ABOUT THIS EXERCISE
The listing below must be returned in full and unchanged, without the images it carries.

RECORDS FOR THE EXERCISE
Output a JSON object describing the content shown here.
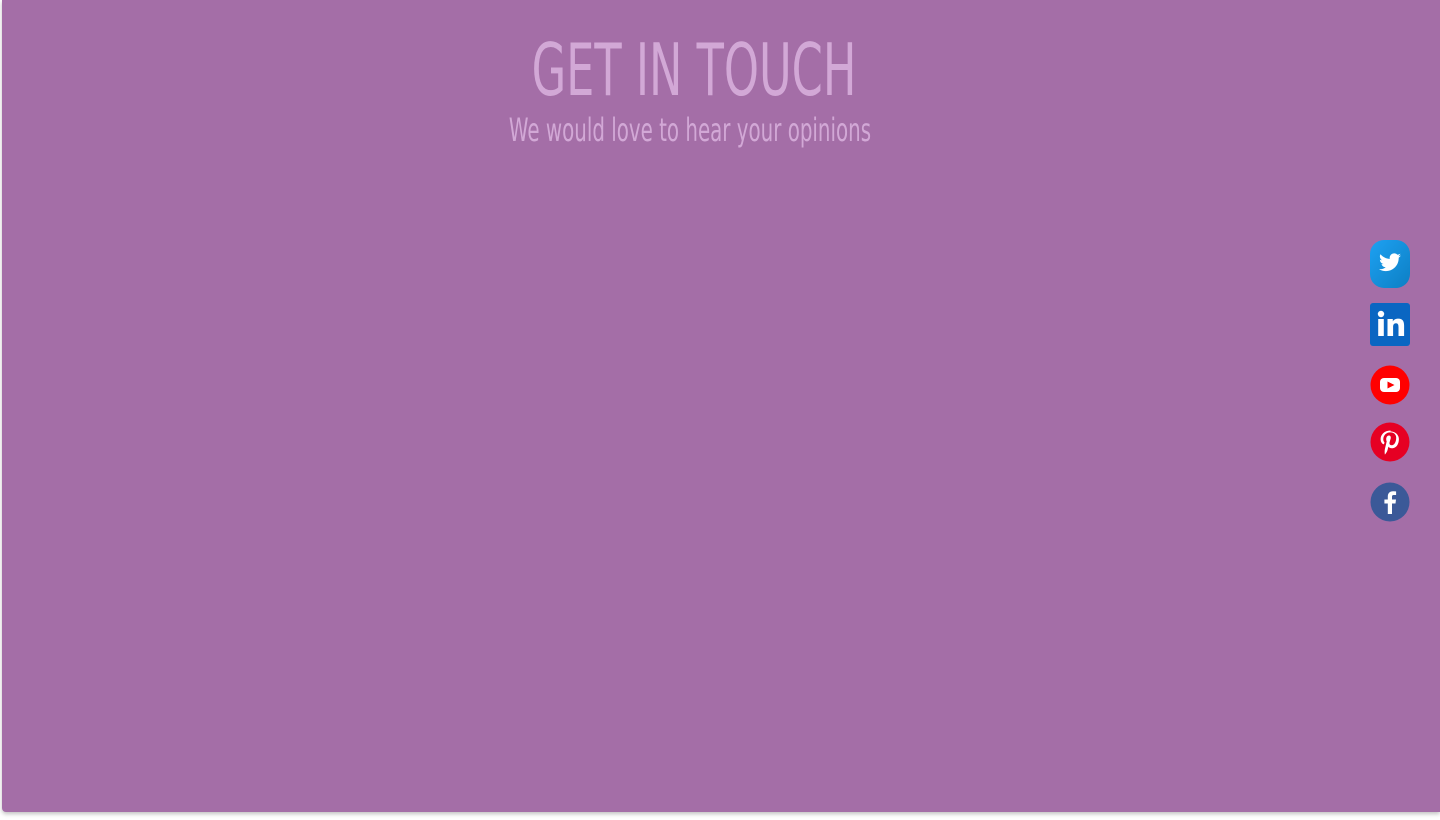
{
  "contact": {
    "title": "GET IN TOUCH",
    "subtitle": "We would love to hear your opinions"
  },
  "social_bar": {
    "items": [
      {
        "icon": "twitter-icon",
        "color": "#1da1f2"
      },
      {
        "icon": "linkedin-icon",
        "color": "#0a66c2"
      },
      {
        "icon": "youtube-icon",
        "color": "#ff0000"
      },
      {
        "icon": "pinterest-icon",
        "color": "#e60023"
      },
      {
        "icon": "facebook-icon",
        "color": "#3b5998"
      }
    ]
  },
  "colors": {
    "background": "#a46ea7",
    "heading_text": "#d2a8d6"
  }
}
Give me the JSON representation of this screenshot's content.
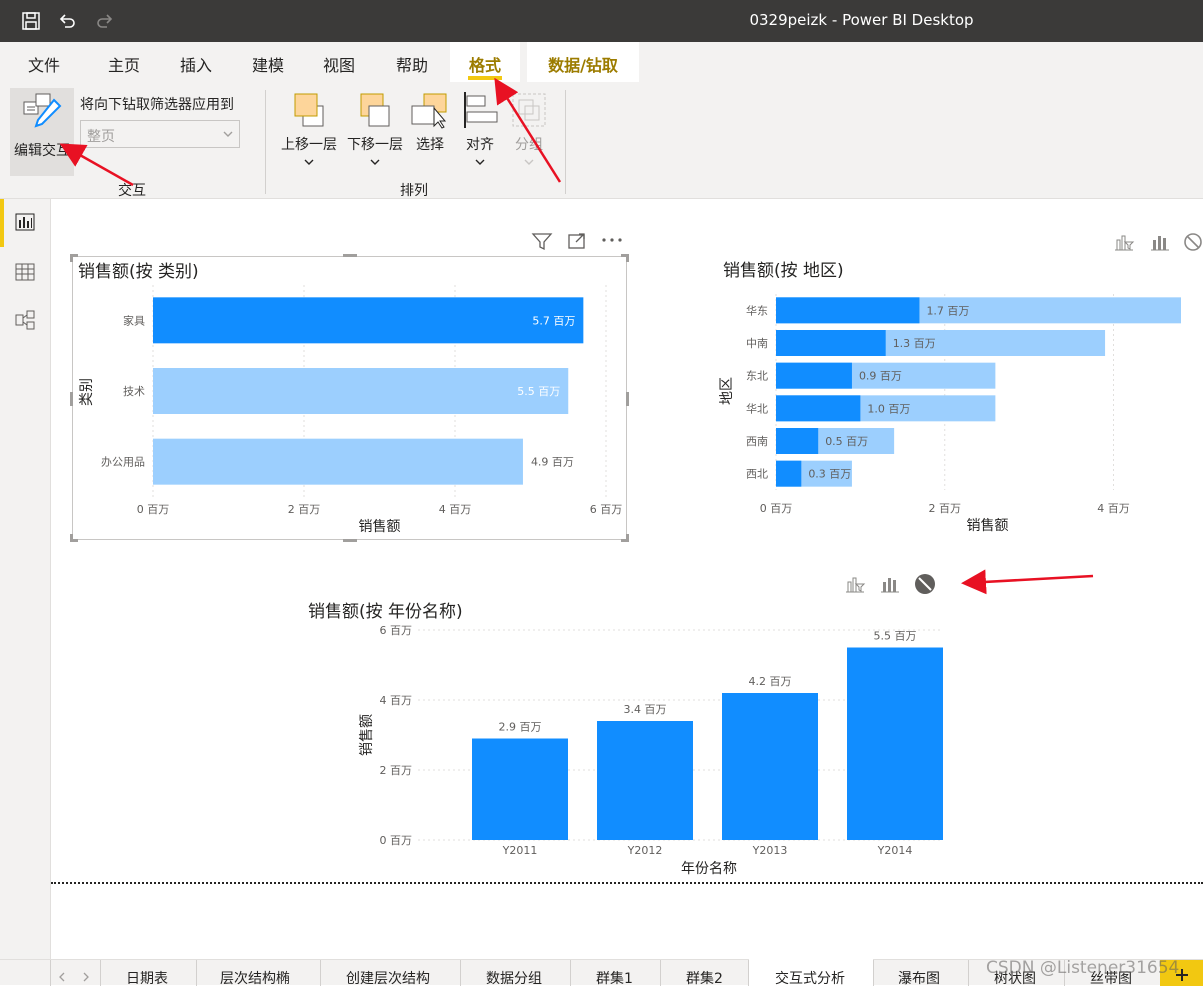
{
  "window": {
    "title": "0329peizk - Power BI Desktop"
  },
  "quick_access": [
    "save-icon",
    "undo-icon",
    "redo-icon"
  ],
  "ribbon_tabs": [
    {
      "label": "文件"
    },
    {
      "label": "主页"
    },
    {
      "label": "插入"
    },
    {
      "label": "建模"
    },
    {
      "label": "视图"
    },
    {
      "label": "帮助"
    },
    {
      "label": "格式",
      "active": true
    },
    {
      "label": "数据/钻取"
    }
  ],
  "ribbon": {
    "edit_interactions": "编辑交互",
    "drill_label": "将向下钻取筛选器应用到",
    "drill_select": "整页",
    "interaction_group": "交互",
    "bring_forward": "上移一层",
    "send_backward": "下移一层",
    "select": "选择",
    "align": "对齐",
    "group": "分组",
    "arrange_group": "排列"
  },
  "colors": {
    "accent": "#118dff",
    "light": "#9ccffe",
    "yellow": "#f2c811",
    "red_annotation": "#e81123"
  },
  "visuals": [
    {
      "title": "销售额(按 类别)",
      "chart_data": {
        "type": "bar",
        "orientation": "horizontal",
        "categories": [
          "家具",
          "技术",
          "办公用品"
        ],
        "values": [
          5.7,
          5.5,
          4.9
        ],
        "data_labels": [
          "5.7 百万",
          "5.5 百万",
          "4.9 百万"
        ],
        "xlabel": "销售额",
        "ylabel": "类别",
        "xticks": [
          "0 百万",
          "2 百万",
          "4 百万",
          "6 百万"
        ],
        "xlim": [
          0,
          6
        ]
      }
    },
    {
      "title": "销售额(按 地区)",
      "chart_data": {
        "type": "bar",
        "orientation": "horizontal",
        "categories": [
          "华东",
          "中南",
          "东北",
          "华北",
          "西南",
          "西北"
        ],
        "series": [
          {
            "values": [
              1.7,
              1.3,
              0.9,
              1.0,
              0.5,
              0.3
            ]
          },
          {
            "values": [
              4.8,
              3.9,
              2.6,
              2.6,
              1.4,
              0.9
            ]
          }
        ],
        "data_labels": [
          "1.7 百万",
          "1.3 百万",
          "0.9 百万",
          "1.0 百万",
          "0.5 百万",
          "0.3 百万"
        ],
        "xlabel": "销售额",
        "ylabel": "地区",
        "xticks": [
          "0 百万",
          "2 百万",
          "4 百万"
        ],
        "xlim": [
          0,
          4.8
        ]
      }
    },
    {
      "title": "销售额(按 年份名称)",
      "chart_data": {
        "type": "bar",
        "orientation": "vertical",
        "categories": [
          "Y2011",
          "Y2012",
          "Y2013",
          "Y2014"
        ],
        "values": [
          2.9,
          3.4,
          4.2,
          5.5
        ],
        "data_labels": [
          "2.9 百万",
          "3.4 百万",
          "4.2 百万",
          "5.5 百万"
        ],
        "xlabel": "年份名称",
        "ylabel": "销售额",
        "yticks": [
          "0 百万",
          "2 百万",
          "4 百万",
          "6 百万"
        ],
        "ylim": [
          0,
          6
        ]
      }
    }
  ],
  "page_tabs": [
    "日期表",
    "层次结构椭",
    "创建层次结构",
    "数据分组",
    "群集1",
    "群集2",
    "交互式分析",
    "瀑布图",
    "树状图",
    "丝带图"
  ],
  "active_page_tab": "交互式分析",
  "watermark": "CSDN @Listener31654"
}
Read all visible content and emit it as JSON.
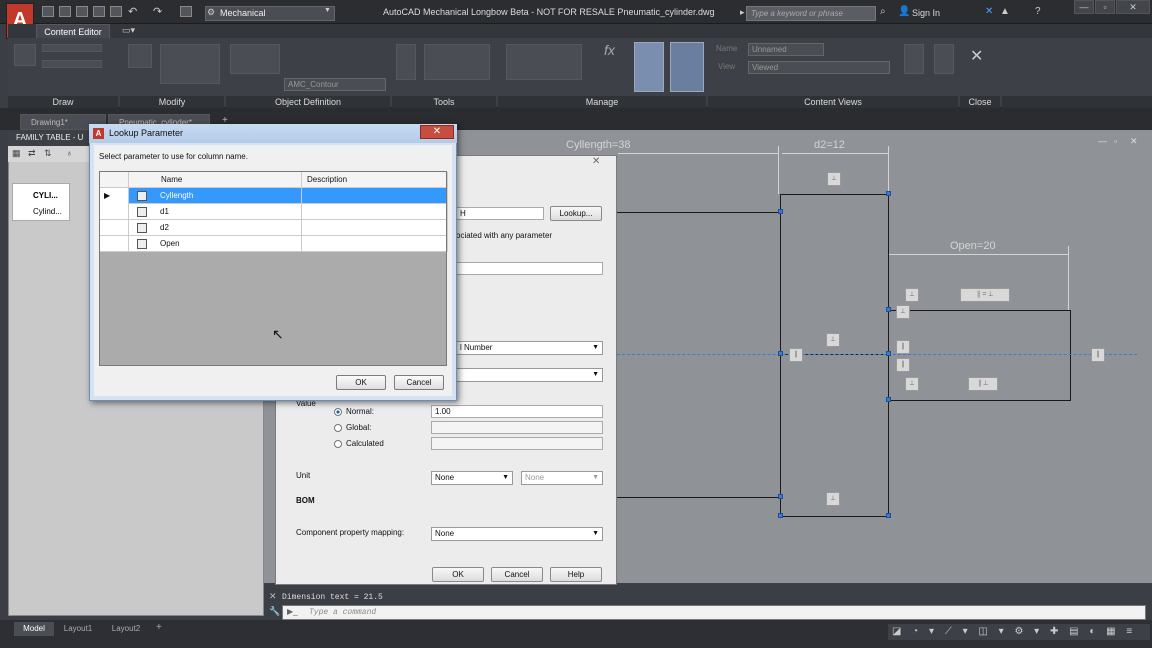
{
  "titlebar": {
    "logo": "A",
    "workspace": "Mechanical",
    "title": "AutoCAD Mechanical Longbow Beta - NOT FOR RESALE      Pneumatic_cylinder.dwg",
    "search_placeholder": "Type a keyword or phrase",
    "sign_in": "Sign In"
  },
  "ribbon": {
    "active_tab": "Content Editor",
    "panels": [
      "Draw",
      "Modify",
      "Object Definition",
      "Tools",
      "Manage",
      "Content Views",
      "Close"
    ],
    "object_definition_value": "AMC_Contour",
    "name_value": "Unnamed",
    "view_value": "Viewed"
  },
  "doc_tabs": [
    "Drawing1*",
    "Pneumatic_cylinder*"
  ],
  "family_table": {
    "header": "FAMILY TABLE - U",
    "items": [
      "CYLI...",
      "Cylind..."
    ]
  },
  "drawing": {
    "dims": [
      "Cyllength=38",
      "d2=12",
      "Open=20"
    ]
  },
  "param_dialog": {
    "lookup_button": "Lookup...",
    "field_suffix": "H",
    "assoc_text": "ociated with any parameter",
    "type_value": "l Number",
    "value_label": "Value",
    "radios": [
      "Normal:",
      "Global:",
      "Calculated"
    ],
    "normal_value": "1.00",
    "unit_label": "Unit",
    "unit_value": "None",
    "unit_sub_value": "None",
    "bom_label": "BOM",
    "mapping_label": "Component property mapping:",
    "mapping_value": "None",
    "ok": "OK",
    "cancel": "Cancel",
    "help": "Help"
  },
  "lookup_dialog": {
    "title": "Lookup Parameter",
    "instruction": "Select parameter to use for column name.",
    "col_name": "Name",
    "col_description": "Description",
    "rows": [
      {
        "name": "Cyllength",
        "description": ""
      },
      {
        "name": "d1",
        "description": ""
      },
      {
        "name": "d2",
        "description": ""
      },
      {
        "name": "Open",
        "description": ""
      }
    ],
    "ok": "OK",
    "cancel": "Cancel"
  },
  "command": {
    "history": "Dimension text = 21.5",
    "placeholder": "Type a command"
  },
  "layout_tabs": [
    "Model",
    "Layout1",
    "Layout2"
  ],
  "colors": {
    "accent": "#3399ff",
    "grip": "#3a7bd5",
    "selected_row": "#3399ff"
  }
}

RESULT OF THIS TASK
Output a JSON object describing the content shown here.
{
  "contact": {
    "title": "GET IN TOUCH",
    "subtitle": "We would love to hear your opinions"
  },
  "social_bar": {
    "items": [
      {
        "icon": "twitter-icon",
        "color": "#1da1f2"
      },
      {
        "icon": "linkedin-icon",
        "color": "#0a66c2"
      },
      {
        "icon": "youtube-icon",
        "color": "#ff0000"
      },
      {
        "icon": "pinterest-icon",
        "color": "#e60023"
      },
      {
        "icon": "facebook-icon",
        "color": "#3b5998"
      }
    ]
  },
  "colors": {
    "background": "#a46ea7",
    "heading_text": "#d2a8d6"
  }
}
Give me the JSON representation of this screenshot's content.
{
  "window": {
    "title": "0329peizk - Power BI Desktop"
  },
  "quick_access": [
    "save-icon",
    "undo-icon",
    "redo-icon"
  ],
  "ribbon_tabs": [
    {
      "label": "文件"
    },
    {
      "label": "主页"
    },
    {
      "label": "插入"
    },
    {
      "label": "建模"
    },
    {
      "label": "视图"
    },
    {
      "label": "帮助"
    },
    {
      "label": "格式",
      "active": true
    },
    {
      "label": "数据/钻取"
    }
  ],
  "ribbon": {
    "edit_interactions": "编辑交互",
    "drill_label": "将向下钻取筛选器应用到",
    "drill_select": "整页",
    "interaction_group": "交互",
    "bring_forward": "上移一层",
    "send_backward": "下移一层",
    "select": "选择",
    "align": "对齐",
    "group": "分组",
    "arrange_group": "排列"
  },
  "colors": {
    "accent": "#118dff",
    "light": "#9ccffe",
    "yellow": "#f2c811",
    "red_annotation": "#e81123"
  },
  "visuals": [
    {
      "title": "销售额(按 类别)",
      "chart_data": {
        "type": "bar",
        "orientation": "horizontal",
        "categories": [
          "家具",
          "技术",
          "办公用品"
        ],
        "values": [
          5.7,
          5.5,
          4.9
        ],
        "data_labels": [
          "5.7 百万",
          "5.5 百万",
          "4.9 百万"
        ],
        "xlabel": "销售额",
        "ylabel": "类别",
        "xticks": [
          "0 百万",
          "2 百万",
          "4 百万",
          "6 百万"
        ],
        "xlim": [
          0,
          6
        ]
      }
    },
    {
      "title": "销售额(按 地区)",
      "chart_data": {
        "type": "bar",
        "orientation": "horizontal",
        "categories": [
          "华东",
          "中南",
          "东北",
          "华北",
          "西南",
          "西北"
        ],
        "series": [
          {
            "values": [
              1.7,
              1.3,
              0.9,
              1.0,
              0.5,
              0.3
            ]
          },
          {
            "values": [
              4.8,
              3.9,
              2.6,
              2.6,
              1.4,
              0.9
            ]
          }
        ],
        "data_labels": [
          "1.7 百万",
          "1.3 百万",
          "0.9 百万",
          "1.0 百万",
          "0.5 百万",
          "0.3 百万"
        ],
        "xlabel": "销售额",
        "ylabel": "地区",
        "xticks": [
          "0 百万",
          "2 百万",
          "4 百万"
        ],
        "xlim": [
          0,
          4.8
        ]
      }
    },
    {
      "title": "销售额(按 年份名称)",
      "chart_data": {
        "type": "bar",
        "orientation": "vertical",
        "categories": [
          "Y2011",
          "Y2012",
          "Y2013",
          "Y2014"
        ],
        "values": [
          2.9,
          3.4,
          4.2,
          5.5
        ],
        "data_labels": [
          "2.9 百万",
          "3.4 百万",
          "4.2 百万",
          "5.5 百万"
        ],
        "xlabel": "年份名称",
        "ylabel": "销售额",
        "yticks": [
          "0 百万",
          "2 百万",
          "4 百万",
          "6 百万"
        ],
        "ylim": [
          0,
          6
        ]
      }
    }
  ],
  "page_tabs": [
    "日期表",
    "层次结构椭",
    "创建层次结构",
    "数据分组",
    "群集1",
    "群集2",
    "交互式分析",
    "瀑布图",
    "树状图",
    "丝带图"
  ],
  "active_page_tab": "交互式分析",
  "watermark": "CSDN @Listener31654"
}
Read all visible content and emit it as JSON.
{
  "titlebar": {
    "logo": "A",
    "workspace": "Mechanical",
    "title": "AutoCAD Mechanical Longbow Beta - NOT FOR RESALE      Pneumatic_cylinder.dwg",
    "search_placeholder": "Type a keyword or phrase",
    "sign_in": "Sign In"
  },
  "ribbon": {
    "active_tab": "Content Editor",
    "panels": [
      "Draw",
      "Modify",
      "Object Definition",
      "Tools",
      "Manage",
      "Content Views",
      "Close"
    ],
    "object_definition_value": "AMC_Contour",
    "name_value": "Unnamed",
    "view_value": "Viewed"
  },
  "doc_tabs": [
    "Drawing1*",
    "Pneumatic_cylinder*"
  ],
  "family_table": {
    "header": "FAMILY TABLE - U",
    "items": [
      "CYLI...",
      "Cylind..."
    ]
  },
  "drawing": {
    "dims": [
      "Cyllength=38",
      "d2=12",
      "Open=20"
    ]
  },
  "param_dialog": {
    "lookup_button": "Lookup...",
    "field_suffix": "H",
    "assoc_text": "ociated with any parameter",
    "type_value": "l Number",
    "value_label": "Value",
    "radios": [
      "Normal:",
      "Global:",
      "Calculated"
    ],
    "normal_value": "1.00",
    "unit_label": "Unit",
    "unit_value": "None",
    "unit_sub_value": "None",
    "bom_label": "BOM",
    "mapping_label": "Component property mapping:",
    "mapping_value": "None",
    "ok": "OK",
    "cancel": "Cancel",
    "help": "Help"
  },
  "lookup_dialog": {
    "title": "Lookup Parameter",
    "instruction": "Select parameter to use for column name.",
    "col_name": "Name",
    "col_description": "Description",
    "rows": [
      {
        "name": "Cyllength",
        "description": ""
      },
      {
        "name": "d1",
        "description": ""
      },
      {
        "name": "d2",
        "description": ""
      },
      {
        "name": "Open",
        "description": ""
      }
    ],
    "ok": "OK",
    "cancel": "Cancel"
  },
  "command": {
    "history": "Dimension text = 21.5",
    "placeholder": "Type a command"
  },
  "layout_tabs": [
    "Model",
    "Layout1",
    "Layout2"
  ],
  "colors": {
    "accent": "#3399ff",
    "grip": "#3a7bd5",
    "selected_row": "#3399ff"
  }
}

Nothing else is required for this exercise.